Time with friends and family
Having the ability to be generous with your time when it comes to friends and family cannot be overstated. I find it quite shocking that half of Brits socialise with friends and family at most once a month.
Going to Financial Independence Week Europe (FIWE)
This FIRE conference wasn’t on my radar when I started my mini retirement, but is definitely a top highlight from the past year. I credit FIWE with giving me clarity on how I want to spend my time and what’s important to me. Months on from the conference in Budapest, I’m still in touch with many of my fellow attendees, and we’re helping each other reach our goals.
It was here that I also heard about the Science of Wellbeing Course, which I now highly recommend to everybody looking to improve their happiness levels. As a result of doing the course, I’m better at incorporating meditation, exercise, and gratitude into my daily routine.
I knew that once I was back in the UK I’d want to get involved in politics and activism again, since this is where I have a voice. I joined the Green Party, and went to multiple protests and demonstrations, including Extinction Rebellion events.
Diving deep into sustainable finance
Using money and the finance sector as a force for good has been a preoccupation of mine for a while, but I found it so difficult to figure out how best to go about this. So since I had time on my hands, I enrolled in a summer school on sustainable finance and climate change. I wanted to understand what needs to be done from an activist perspective, but also what I could do as a concerned retail investor.

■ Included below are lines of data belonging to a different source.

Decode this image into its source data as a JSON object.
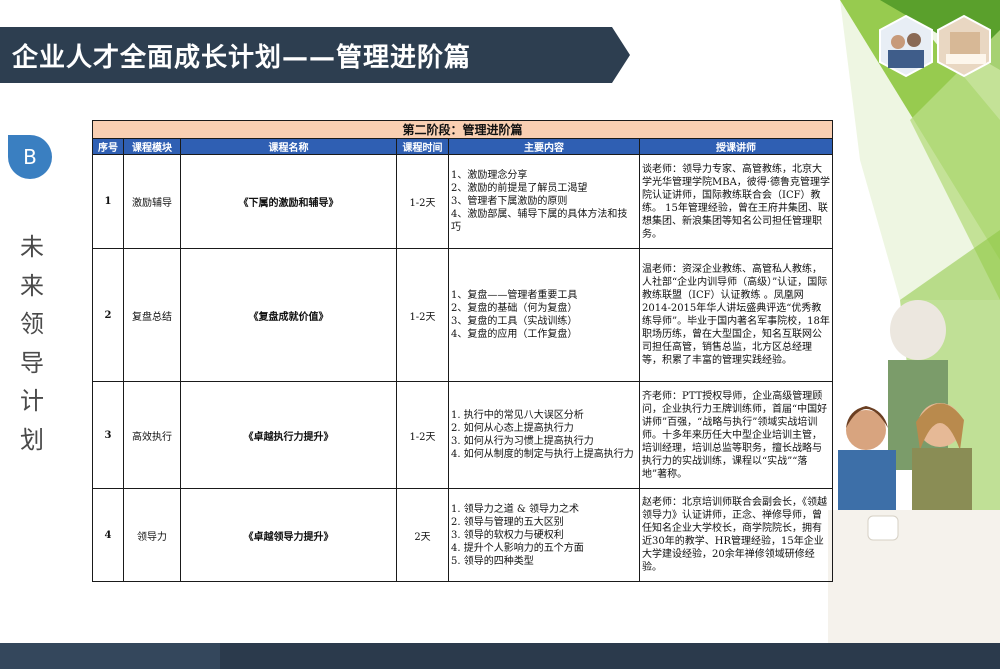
{
  "header": {
    "title": "企业人才全面成长计划——管理进阶篇"
  },
  "sidebar": {
    "badge": "B",
    "vertical_text": [
      "未",
      "来",
      "领",
      "导",
      "计",
      "划"
    ]
  },
  "table": {
    "stage_title": "第二阶段：管理进阶篇",
    "columns": [
      "序号",
      "课程模块",
      "课程名称",
      "课程时间",
      "主要内容",
      "授课讲师"
    ],
    "rows": [
      {
        "no": "1",
        "module": "激励辅导",
        "course": "《下属的激励和辅导》",
        "duration": "1-2天",
        "content": [
          "1、激励理念分享",
          "2、激励的前提是了解员工渴望",
          "3、管理者下属激励的原则",
          "4、激励部属、辅导下属的具体方法和技巧"
        ],
        "teacher": "谈老师：领导力专家、高管教练，北京大学光华管理学院MBA，彼得·德鲁克管理学院认证讲师，国际教练联合会（ICF）教练。 15年管理经验，曾在王府井集团、联想集团、新浪集团等知名公司担任管理职务。"
      },
      {
        "no": "2",
        "module": "复盘总结",
        "course": "《复盘成就价值》",
        "duration": "1-2天",
        "content": [
          "1、复盘——管理者重要工具",
          "2、复盘的基础（何为复盘）",
          "3、复盘的工具（实战训练）",
          "4、复盘的应用（工作复盘）"
        ],
        "teacher": "温老师：资深企业教练、高管私人教练，人社部“企业内训导师（高级）”认证，国际教练联盟（ICF）认证教练 。凤凰网2014-2015年华人讲坛盛典评选“优秀教练导师”。毕业于国内著名军事院校，18年职场历练，曾在大型国企，知名互联网公司担任高管，销售总监，北方区总经理等，积累了丰富的管理实践经验。"
      },
      {
        "no": "3",
        "module": "高效执行",
        "course": "《卓越执行力提升》",
        "duration": "1-2天",
        "content": [
          "1. 执行中的常见八大误区分析",
          "2. 如何从心态上提高执行力",
          "3. 如何从行为习惯上提高执行力",
          "4. 如何从制度的制定与执行上提高执行力"
        ],
        "teacher": "齐老师：PTT授权导师，企业高级管理顾问，企业执行力王牌训练师，首届“中国好讲师”百强，“战略与执行”领域实战培训师。十多年来历任大中型企业培训主管，培训经理，培训总监等职务，擅长战略与执行力的实战训练，课程以“实战”“落地”著称。"
      },
      {
        "no": "4",
        "module": "领导力",
        "course": "《卓越领导力提升》",
        "duration": "2天",
        "content": [
          "1. 领导力之道 & 领导力之术",
          "2. 领导与管理的五大区别",
          "3. 领导的软权力与硬权利",
          "4. 提升个人影响力的五个方面",
          "5. 领导的四种类型"
        ],
        "teacher": "赵老师：北京培训师联合会副会长，《领越领导力》认证讲师，正念、禅修导师，曾任知名企业大学校长，商学院院长，拥有近30年的教学、HR管理经验，15年企业大学建设经验，20余年禅修领域研修经验。"
      }
    ]
  },
  "colors": {
    "title_bar": "#2d3e50",
    "badge": "#3a7fc1",
    "stage_header": "#f9cfb2",
    "column_header": "#2f5fb3",
    "green_accent": "#8dc63f"
  }
}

Three intensive weeks later, I’m much more informed about the risks and opportunities of ESG investing, what the banks are doing, and the potential of private finance to facilitate a transition to a low carbon economy. My belief that ethical investing is important still stands, although there are caveats. I’ll share more from the course and my thoughts on this subject later.
Is it surprising that coming back to the UK I’ve picked up one of our nation’s favourite pastimes? I’ve wanted to grow my own food for years, but my attempts at starting a vegetable garden in Bangkok – let alone grow modest pots of herbs – completely failed.

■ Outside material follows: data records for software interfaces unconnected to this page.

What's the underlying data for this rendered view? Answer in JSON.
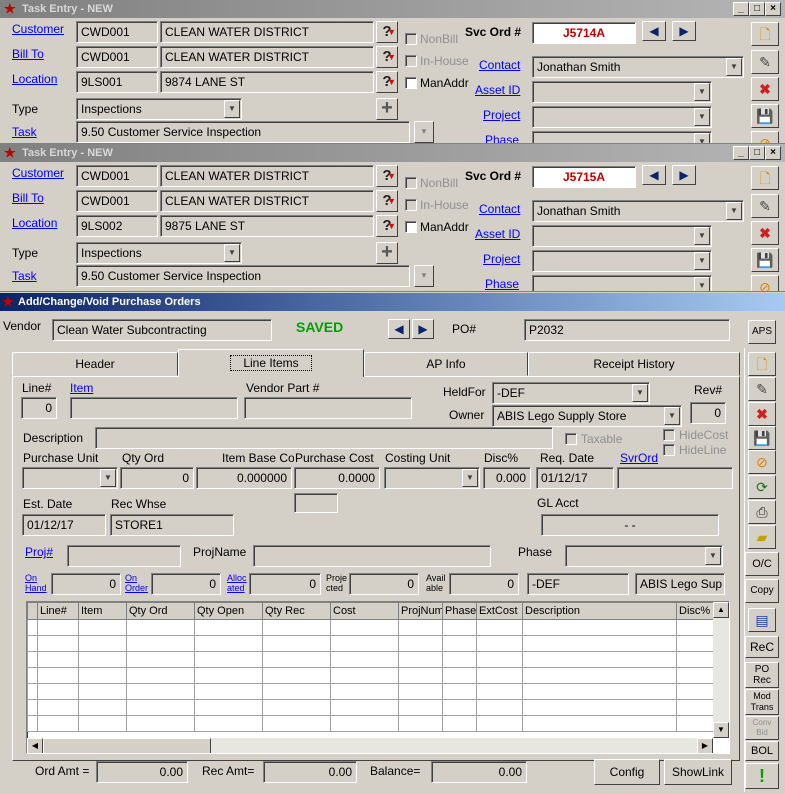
{
  "task1": {
    "title": "Task Entry - NEW",
    "labels": {
      "customer": "Customer",
      "bill_to": "Bill To",
      "location": "Location",
      "type": "Type",
      "task": "Task",
      "svc_ord": "Svc Ord #",
      "contact": "Contact",
      "asset_id": "Asset ID",
      "project": "Project",
      "phase": "Phase",
      "nonbill": "NonBill",
      "inhouse": "In-House",
      "manaddr": "ManAddr"
    },
    "customer_code": "CWD001",
    "customer_name": "CLEAN WATER DISTRICT",
    "billto_code": "CWD001",
    "billto_name": "CLEAN WATER DISTRICT",
    "location_code": "9LS001",
    "location_addr": "9874 LANE ST",
    "type": "Inspections",
    "task": "9.50 Customer Service Inspection",
    "svc_ord": "J5714A",
    "contact": "Jonathan Smith"
  },
  "task2": {
    "title": "Task Entry - NEW",
    "labels": {
      "customer": "Customer",
      "bill_to": "Bill To",
      "location": "Location",
      "type": "Type",
      "task": "Task",
      "svc_ord": "Svc Ord #",
      "contact": "Contact",
      "asset_id": "Asset ID",
      "project": "Project",
      "phase": "Phase",
      "nonbill": "NonBill",
      "inhouse": "In-House",
      "manaddr": "ManAddr"
    },
    "customer_code": "CWD001",
    "customer_name": "CLEAN WATER DISTRICT",
    "billto_code": "CWD001",
    "billto_name": "CLEAN WATER DISTRICT",
    "location_code": "9LS002",
    "location_addr": "9875 LANE ST",
    "type": "Inspections",
    "task": "9.50 Customer Service Inspection",
    "svc_ord": "J5715A",
    "contact": "Jonathan Smith"
  },
  "po": {
    "title": "Add/Change/Void Purchase Orders",
    "vendor_label": "Vendor",
    "vendor": "Clean Water Subcontracting",
    "status": "SAVED",
    "po_label": "PO#",
    "po_number": "P2032",
    "aps_label": "APS",
    "tabs": [
      "Header",
      "Line Items",
      "AP Info",
      "Receipt History"
    ],
    "labels": {
      "line_no": "Line#",
      "item": "Item",
      "vendor_part": "Vendor Part #",
      "heldfor": "HeldFor",
      "rev": "Rev#",
      "owner": "Owner",
      "description": "Description",
      "taxable": "Taxable",
      "hidecost": "HideCost",
      "hideline": "HideLine",
      "purchase_unit": "Purchase Unit",
      "qty_ord": "Qty Ord",
      "item_base": "Item Base Cost",
      "purchase_cost": "Purchase Cost",
      "costing_unit": "Costing Unit",
      "disc": "Disc%",
      "req_date": "Req. Date",
      "svrord": "SvrOrd",
      "est_date": "Est. Date",
      "rec_whse": "Rec Whse",
      "gl_acct": "GL Acct",
      "proj": "Proj#",
      "projname": "ProjName",
      "phase": "Phase",
      "on_hand": "On Hand",
      "on_order": "On Order",
      "allocated": "Alloc ated",
      "projected": "Proje cted",
      "available": "Avail able"
    },
    "values": {
      "line_no": "0",
      "heldfor": "-DEF",
      "rev": "0",
      "owner": "ABIS Lego Supply Store",
      "qty_ord": "0",
      "item_base": "0.000000",
      "purchase_cost": "0.0000",
      "disc": "0.000",
      "req_date": "01/12/17",
      "est_date": "01/12/17",
      "rec_whse": "STORE1",
      "gl_acct": "-  -",
      "on_hand": "0",
      "on_order": "0",
      "allocated": "0",
      "projected": "0",
      "available": "0",
      "heldfor2": "-DEF",
      "owner2": "ABIS Lego Sup"
    },
    "grid_columns": [
      "Line#",
      "Item",
      "Qty Ord",
      "Qty Open",
      "Qty Rec",
      "Cost",
      "ProjNum",
      "Phase",
      "ExtCost",
      "Description",
      "Disc%"
    ],
    "footer": {
      "ord_amt_label": "Ord Amt =",
      "ord_amt": "0.00",
      "rec_amt_label": "Rec Amt=",
      "rec_amt": "0.00",
      "balance_label": "Balance=",
      "balance": "0.00",
      "config": "Config",
      "showlink": "ShowLink"
    },
    "side_buttons": {
      "oc": "O/C",
      "copy": "Copy",
      "rec": "ReC",
      "po_rec": "PO Rec",
      "mod_trans": "Mod Trans",
      "conv_bid": "Conv Bid",
      "bol": "BOL"
    }
  },
  "colors": {
    "accent": "#0a246a",
    "saved": "#00a000",
    "svc": "#c00000"
  }
}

So in March this year I went to Poundland, bought a random selection of seeds and started planting without much of an idea of what I was doing. The results are surprising. With a few pots, some soil and these Poundland seeds, I’ve harvested loads of tomatoes, beans, rocket, lettuce, beetroot and radish.

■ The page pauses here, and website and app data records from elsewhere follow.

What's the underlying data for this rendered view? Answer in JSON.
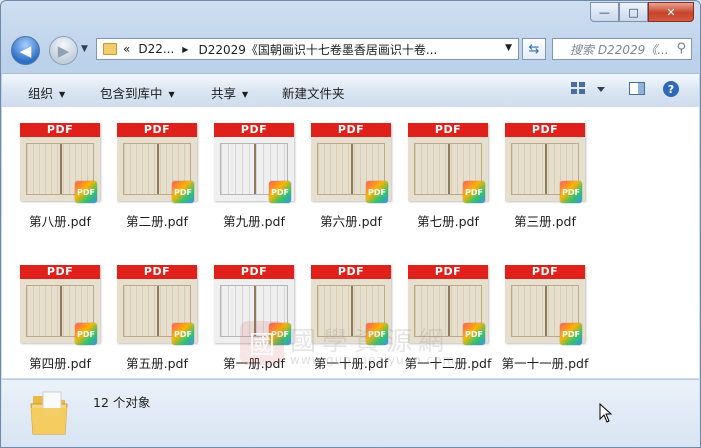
{
  "window": {
    "controls": {
      "minimize": "—",
      "maximize": "□",
      "close": "✕"
    }
  },
  "nav": {
    "back_icon": "arrow-left-icon",
    "forward_icon": "arrow-right-icon",
    "breadcrumb": [
      "«",
      "D22...",
      "D22029《国朝画识十七卷墨香居画识十卷..."
    ],
    "search_placeholder": "搜索 D22029《..."
  },
  "toolbar": {
    "organize": "组织",
    "include_in_library": "包含到库中",
    "share": "共享",
    "new_folder": "新建文件夹"
  },
  "files": [
    {
      "name": "第八册.pdf",
      "thumb_label": "PDF",
      "style": "normal"
    },
    {
      "name": "第二册.pdf",
      "thumb_label": "PDF",
      "style": "normal"
    },
    {
      "name": "第九册.pdf",
      "thumb_label": "PDF",
      "style": "light"
    },
    {
      "name": "第六册.pdf",
      "thumb_label": "PDF",
      "style": "normal"
    },
    {
      "name": "第七册.pdf",
      "thumb_label": "PDF",
      "style": "normal"
    },
    {
      "name": "第三册.pdf",
      "thumb_label": "PDF",
      "style": "normal"
    },
    {
      "name": "第四册.pdf",
      "thumb_label": "PDF",
      "style": "normal"
    },
    {
      "name": "第五册.pdf",
      "thumb_label": "PDF",
      "style": "normal"
    },
    {
      "name": "第一册.pdf",
      "thumb_label": "PDF",
      "style": "light"
    },
    {
      "name": "第一十册.pdf",
      "thumb_label": "PDF",
      "style": "normal"
    },
    {
      "name": "第一十二册.pdf",
      "thumb_label": "PDF",
      "style": "normal"
    },
    {
      "name": "第一十一册.pdf",
      "thumb_label": "PDF",
      "style": "normal"
    }
  ],
  "badge_text": "PDF",
  "watermark": {
    "logo": "國",
    "chinese": "國學資源網",
    "url": "www.guoxueziyuan.com"
  },
  "details": {
    "count": "12 个对象"
  }
}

After this summer of experimentation, I have a better sense of how to go about things next year.
I was able to take these 11 months off work because I’d been saving at least 50% of my salary when I was working, not to mention being able to crash with family for free while on this mini-retirement.
Not everyone would choose to move back in with their parents (or indeed have the option), but it’s given me the freedom to take this time off work without decimating my savings.
Over the past 11 months, I’ve spent approximately £10,500 which is ridiculously low considering the experiences I’ve had during that time.
I could do a deep analysis of my expenses and give a breakdown by category, but I’m lazy so I’ll assume most of the expenses relate to travel and the summer school.
I made around £4,000 from my side hustles during this period. It’s not a whole lot of money, but not bad considering how little work I actually put in, and that I mostly viewed my side hustles as opportunities to learn new skills rather than money-making opportunities.
Most of that money came from active work (freelancing and matched betting). The Etsy store has only brought in about £100, but I haven’t touched it for months and sales are still coming in, which is just enough to buy me a cheap coffee every week 🙂
For now, I will go back to a 9-5 job with a better understanding of myself, what I’m good at, and where I can add value. I wouldn’t have that level of clarity had I not taken the time to try out other things, let my mind explore, and generally take some time out from the rat race.
With the job I chose, I hope I have enough time and headspace to continue the good habits I developed during my time off, and maintain my current hobbies and interests. Fingers crossed!